The minister who commits adultery is a man who just wants out. He’s done. He’s tired of it all. Everything has come crashing down and he has had enough. Enough of his disturbed marriage, enough of the negative conflicts, enough of being isolated, enough of it all. He’s not looking for someone, but he inadvertently finds someone who meets the needs he hasn’t been getting.

This process takes years.

What’s my point? That intervention right before a man commits adultery is almost useless. It’s like trying to grab for a man right after he’s jumped off the cliff.

Would you like to help your pastor? Get involved in his life. Make sure he’s being mentored.
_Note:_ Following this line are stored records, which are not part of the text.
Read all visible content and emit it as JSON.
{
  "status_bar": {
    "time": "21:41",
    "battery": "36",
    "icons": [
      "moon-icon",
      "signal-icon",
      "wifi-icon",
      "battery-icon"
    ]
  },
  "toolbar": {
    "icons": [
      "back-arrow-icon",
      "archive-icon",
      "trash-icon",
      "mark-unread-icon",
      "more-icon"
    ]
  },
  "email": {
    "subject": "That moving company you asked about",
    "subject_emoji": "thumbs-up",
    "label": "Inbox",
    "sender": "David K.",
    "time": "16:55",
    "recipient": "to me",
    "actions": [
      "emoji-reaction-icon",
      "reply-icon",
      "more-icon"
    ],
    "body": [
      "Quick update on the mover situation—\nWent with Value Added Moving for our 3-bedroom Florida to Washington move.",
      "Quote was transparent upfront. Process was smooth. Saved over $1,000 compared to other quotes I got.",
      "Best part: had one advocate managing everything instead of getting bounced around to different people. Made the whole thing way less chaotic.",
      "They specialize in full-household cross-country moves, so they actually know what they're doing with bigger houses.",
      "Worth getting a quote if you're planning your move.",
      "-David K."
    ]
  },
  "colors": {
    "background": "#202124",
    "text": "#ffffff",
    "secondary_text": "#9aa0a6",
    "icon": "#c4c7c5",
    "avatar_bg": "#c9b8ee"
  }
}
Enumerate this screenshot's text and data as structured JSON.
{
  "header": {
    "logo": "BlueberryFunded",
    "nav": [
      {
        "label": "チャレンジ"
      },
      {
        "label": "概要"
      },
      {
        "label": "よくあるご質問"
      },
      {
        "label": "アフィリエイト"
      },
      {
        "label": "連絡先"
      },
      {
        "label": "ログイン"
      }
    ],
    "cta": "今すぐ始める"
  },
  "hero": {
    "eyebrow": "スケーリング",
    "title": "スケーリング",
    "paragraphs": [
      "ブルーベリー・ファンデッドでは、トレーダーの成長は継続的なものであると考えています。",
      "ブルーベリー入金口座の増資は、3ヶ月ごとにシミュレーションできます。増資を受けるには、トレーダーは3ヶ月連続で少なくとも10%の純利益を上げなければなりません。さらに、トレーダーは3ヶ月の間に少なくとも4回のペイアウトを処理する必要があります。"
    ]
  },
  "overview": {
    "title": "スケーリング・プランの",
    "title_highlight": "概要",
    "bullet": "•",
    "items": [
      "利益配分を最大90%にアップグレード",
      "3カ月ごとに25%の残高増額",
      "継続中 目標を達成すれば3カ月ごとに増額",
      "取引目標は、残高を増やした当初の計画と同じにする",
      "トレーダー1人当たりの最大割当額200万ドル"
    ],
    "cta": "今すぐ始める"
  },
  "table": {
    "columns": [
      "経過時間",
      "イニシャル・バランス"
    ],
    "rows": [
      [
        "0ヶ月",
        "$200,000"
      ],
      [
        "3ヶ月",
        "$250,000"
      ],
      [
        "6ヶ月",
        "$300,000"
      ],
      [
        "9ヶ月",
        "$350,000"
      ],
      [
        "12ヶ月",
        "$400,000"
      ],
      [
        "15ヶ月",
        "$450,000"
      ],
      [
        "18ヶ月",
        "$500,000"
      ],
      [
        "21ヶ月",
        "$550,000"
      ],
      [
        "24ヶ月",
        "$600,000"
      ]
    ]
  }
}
Make sure he and his wife have time set alone just for them. Send them on retreats for spiritual renewal. Make sure church leadership responds correctly to conflict and doesn’t place the load on the pastor.

Approach him honestly about these things. He may not open up to you, but there are people in the church he will open up to. Don’t let him become one of the 1,500 pastors a month who leave the ministry due to church conflict, moral failure, or burnout.

Scripture tells us to all be on guard. Let us all rally around our shepherd before it’s too late.

__________________

Ray Carroll is the author of “Fallen Pastor: Finding Restoration in a Broken World,” which answers many of the questions I get asked on a weekly basis.

If you are a fallen pastor who needs to talk or you are someone who has been affected by a fallen pastor and would like to contact me privately, please click here. You are the main reason this ministry exists. I’m here to help you.

If you are a church, men’s group, association, conference, or news outlet and would like more information about this ministry, please click here.